------ INPUT

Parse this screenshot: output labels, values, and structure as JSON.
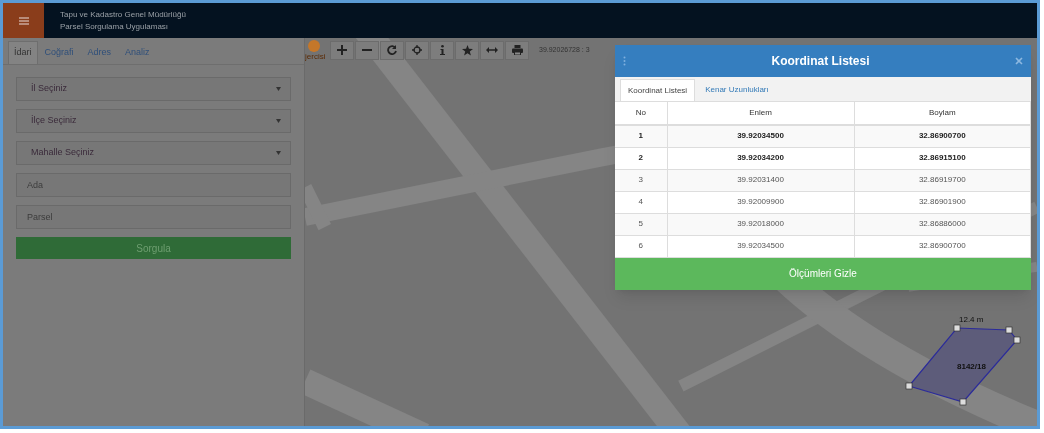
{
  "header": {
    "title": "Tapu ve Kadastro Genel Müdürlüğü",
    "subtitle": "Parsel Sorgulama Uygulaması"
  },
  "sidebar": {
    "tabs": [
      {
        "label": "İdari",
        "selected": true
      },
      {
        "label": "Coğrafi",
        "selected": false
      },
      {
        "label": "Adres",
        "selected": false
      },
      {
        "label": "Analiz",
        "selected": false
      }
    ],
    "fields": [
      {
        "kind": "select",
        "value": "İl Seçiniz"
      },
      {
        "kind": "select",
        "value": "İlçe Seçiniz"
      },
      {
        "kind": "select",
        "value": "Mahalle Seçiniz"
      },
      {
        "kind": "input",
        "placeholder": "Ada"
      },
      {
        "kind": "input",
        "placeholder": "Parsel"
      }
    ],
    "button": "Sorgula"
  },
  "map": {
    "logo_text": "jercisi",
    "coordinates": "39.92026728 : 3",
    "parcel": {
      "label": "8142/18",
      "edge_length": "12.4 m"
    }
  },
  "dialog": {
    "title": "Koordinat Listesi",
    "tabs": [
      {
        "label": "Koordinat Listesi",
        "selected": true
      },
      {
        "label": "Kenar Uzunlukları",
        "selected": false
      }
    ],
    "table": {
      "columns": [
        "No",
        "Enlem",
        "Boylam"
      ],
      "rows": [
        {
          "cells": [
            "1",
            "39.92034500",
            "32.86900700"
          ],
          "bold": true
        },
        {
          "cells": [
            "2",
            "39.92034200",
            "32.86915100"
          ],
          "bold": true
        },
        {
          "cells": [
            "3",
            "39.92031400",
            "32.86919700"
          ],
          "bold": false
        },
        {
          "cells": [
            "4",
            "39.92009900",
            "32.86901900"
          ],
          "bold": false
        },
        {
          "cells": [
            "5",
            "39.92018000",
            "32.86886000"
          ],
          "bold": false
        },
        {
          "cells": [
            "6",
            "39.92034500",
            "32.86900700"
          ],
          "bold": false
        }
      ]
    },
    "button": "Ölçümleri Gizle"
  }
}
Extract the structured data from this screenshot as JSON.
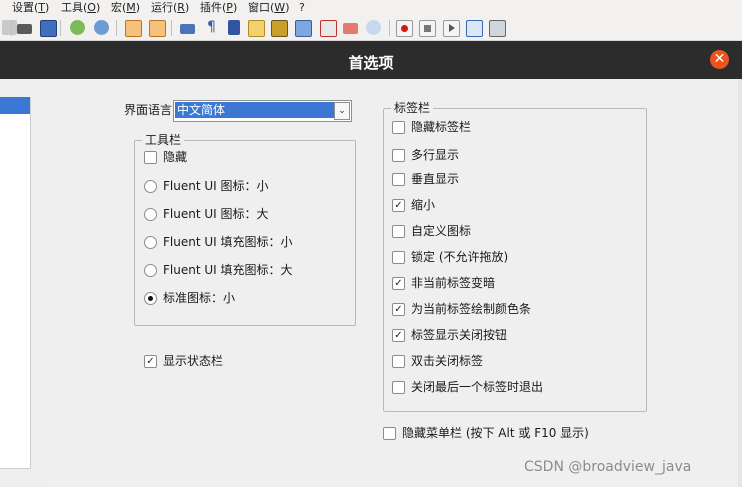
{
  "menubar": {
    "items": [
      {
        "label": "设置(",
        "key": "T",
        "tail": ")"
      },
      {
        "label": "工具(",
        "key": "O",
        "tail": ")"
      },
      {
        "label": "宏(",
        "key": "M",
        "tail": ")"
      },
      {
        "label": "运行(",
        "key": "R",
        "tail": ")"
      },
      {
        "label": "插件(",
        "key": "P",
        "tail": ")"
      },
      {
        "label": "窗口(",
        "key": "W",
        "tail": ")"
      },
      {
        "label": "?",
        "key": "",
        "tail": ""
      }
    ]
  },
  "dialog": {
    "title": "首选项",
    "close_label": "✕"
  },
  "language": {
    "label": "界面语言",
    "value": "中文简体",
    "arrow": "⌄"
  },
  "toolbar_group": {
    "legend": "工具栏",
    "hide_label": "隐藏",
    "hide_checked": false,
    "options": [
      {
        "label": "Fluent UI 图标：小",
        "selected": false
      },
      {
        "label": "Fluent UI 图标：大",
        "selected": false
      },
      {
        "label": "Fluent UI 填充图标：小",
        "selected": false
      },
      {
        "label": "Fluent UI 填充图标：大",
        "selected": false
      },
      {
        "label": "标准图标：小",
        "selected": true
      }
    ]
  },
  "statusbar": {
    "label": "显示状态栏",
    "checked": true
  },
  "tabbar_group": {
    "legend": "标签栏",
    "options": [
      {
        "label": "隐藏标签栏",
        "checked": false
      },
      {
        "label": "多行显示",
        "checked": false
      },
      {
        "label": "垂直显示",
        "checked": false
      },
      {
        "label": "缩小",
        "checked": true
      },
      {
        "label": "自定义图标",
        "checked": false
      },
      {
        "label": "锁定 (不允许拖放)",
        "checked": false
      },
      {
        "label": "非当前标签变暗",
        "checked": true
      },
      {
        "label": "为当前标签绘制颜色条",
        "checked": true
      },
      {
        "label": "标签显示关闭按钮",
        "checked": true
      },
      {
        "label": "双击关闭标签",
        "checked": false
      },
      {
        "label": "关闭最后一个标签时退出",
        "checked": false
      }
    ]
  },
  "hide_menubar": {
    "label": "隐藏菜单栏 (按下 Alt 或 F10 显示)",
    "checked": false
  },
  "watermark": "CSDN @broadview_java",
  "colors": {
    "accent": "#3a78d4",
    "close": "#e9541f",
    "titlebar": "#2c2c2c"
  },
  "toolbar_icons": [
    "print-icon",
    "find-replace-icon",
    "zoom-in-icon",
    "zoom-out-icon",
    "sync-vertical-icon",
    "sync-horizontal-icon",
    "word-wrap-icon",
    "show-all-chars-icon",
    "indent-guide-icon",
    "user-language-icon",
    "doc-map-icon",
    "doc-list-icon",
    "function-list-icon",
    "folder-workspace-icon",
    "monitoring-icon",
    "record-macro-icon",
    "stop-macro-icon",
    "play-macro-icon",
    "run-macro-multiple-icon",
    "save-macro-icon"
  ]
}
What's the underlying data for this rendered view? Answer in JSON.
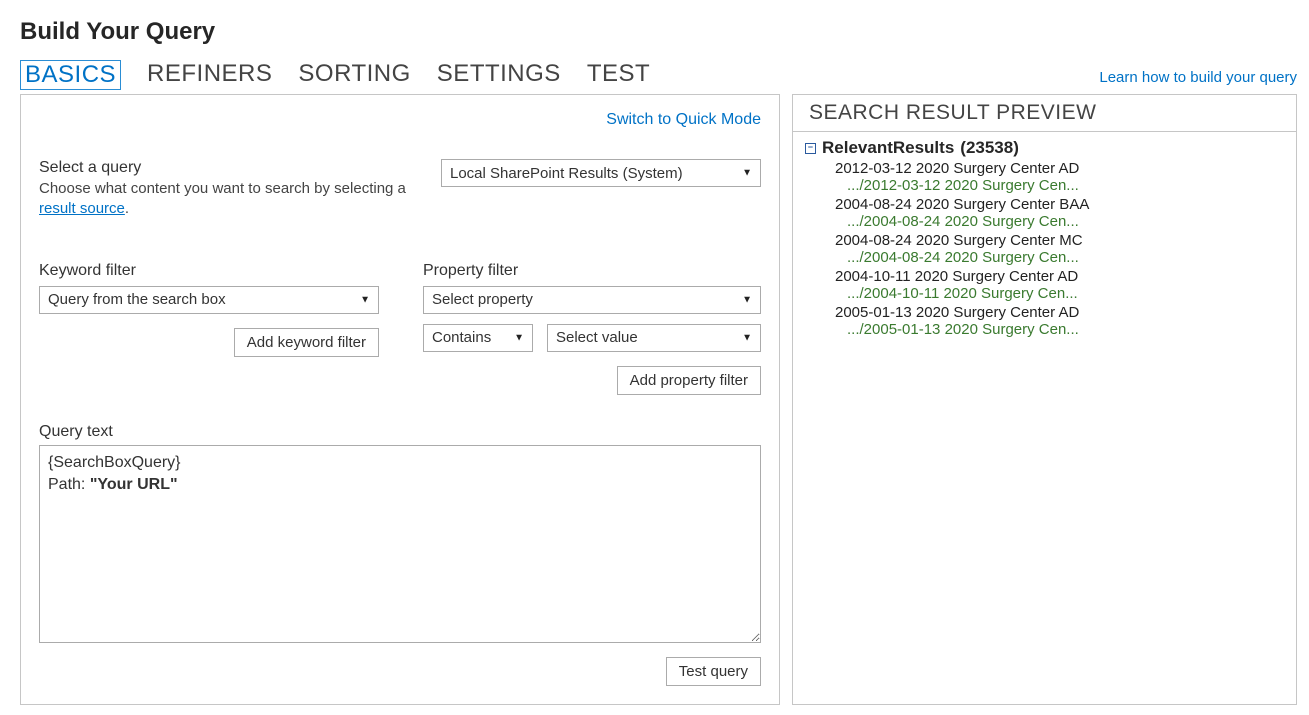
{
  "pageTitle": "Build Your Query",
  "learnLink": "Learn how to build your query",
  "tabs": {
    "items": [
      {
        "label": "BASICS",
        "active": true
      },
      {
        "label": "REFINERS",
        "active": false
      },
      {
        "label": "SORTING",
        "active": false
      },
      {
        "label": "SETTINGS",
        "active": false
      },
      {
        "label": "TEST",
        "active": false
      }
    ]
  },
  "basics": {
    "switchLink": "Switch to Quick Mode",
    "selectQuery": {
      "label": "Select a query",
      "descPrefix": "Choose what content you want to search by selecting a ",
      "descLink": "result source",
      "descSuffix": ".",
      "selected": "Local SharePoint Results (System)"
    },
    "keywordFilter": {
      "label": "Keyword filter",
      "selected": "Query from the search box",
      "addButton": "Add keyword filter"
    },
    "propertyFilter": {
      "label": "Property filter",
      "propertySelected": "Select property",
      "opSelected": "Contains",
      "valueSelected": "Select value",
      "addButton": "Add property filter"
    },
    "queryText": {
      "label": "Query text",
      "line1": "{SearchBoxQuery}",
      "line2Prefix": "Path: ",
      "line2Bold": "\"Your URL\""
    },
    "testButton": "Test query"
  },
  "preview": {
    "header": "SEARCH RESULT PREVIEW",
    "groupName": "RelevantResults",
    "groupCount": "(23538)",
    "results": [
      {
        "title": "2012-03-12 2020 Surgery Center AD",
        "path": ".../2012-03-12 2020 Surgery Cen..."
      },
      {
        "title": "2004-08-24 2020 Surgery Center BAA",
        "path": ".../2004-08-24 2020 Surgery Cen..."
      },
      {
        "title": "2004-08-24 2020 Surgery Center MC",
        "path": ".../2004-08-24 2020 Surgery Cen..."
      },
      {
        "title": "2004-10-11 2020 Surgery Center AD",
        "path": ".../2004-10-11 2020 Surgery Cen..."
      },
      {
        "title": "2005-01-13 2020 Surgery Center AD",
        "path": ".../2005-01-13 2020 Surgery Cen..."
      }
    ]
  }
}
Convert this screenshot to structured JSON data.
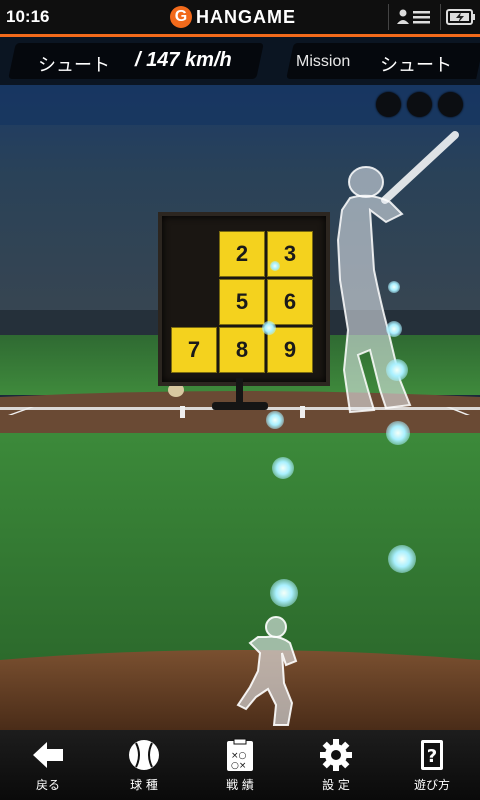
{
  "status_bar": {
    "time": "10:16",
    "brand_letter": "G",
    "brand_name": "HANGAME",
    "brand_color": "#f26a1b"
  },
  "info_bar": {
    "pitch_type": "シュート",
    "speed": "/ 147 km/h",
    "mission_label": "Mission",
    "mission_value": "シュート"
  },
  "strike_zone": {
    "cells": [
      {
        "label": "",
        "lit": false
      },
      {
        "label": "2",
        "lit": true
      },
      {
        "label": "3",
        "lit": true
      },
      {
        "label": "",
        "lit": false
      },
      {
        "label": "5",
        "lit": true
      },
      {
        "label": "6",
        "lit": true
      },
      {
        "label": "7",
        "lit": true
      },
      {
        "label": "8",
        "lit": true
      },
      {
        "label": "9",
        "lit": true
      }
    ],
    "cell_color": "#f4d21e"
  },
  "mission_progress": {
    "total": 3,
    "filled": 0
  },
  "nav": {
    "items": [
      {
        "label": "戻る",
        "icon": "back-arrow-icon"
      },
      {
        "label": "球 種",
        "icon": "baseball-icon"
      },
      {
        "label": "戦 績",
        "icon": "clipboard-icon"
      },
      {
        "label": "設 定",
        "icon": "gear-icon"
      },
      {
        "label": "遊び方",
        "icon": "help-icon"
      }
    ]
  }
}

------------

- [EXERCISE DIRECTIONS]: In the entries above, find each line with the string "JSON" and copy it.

- [THE ANSWER]:
Parse this screenshot: output labels, values, and structure as JSON.
Extract the structured data from this screenshot as JSON.
What's the underlying data for this rendered view? Answer in JSON.
Convert this screenshot to structured JSON data.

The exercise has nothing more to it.